Every line with the word "title" in it should be extracted from the data that follows.

**** Data for this task

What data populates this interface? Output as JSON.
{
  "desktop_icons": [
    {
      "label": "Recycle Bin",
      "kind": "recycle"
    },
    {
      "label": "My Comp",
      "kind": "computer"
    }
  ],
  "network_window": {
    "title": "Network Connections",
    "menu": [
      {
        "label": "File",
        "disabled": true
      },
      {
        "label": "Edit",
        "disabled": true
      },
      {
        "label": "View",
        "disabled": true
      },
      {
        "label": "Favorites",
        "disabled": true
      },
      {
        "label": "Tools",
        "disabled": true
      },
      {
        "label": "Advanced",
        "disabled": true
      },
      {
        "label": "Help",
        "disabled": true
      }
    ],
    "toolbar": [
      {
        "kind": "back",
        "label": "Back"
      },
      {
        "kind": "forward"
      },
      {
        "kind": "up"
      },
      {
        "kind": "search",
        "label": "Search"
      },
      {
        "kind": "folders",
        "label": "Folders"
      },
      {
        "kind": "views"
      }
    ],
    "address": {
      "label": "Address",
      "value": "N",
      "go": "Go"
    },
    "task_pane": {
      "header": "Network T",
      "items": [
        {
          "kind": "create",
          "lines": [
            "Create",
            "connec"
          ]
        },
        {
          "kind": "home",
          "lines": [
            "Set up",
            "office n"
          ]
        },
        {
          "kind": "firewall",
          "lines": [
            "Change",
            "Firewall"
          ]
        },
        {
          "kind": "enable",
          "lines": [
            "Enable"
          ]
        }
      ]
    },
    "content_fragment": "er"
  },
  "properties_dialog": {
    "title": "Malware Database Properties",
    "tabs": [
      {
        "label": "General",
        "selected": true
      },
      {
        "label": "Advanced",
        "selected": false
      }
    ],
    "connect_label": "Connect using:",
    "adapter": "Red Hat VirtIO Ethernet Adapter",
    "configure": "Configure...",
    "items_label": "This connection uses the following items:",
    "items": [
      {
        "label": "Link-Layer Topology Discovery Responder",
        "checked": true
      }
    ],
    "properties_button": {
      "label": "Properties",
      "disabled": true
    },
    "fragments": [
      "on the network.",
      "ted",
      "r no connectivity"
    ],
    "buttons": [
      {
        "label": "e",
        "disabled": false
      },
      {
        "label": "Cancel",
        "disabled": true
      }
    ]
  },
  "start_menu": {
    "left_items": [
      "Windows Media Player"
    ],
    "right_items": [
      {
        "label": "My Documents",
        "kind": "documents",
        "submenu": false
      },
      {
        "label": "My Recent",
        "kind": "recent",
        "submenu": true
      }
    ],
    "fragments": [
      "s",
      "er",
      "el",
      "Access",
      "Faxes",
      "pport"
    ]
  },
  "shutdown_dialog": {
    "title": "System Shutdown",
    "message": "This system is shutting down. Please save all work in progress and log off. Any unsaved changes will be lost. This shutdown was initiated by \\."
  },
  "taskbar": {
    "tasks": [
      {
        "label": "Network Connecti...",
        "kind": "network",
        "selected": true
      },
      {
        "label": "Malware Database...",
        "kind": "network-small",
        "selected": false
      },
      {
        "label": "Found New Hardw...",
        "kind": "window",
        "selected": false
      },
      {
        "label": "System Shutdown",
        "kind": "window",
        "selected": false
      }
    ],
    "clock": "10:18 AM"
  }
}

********

- _Worked solution_:
    "title": "Network Connections",
    "title": "Malware Database Properties",
    "title": "System Shutdown",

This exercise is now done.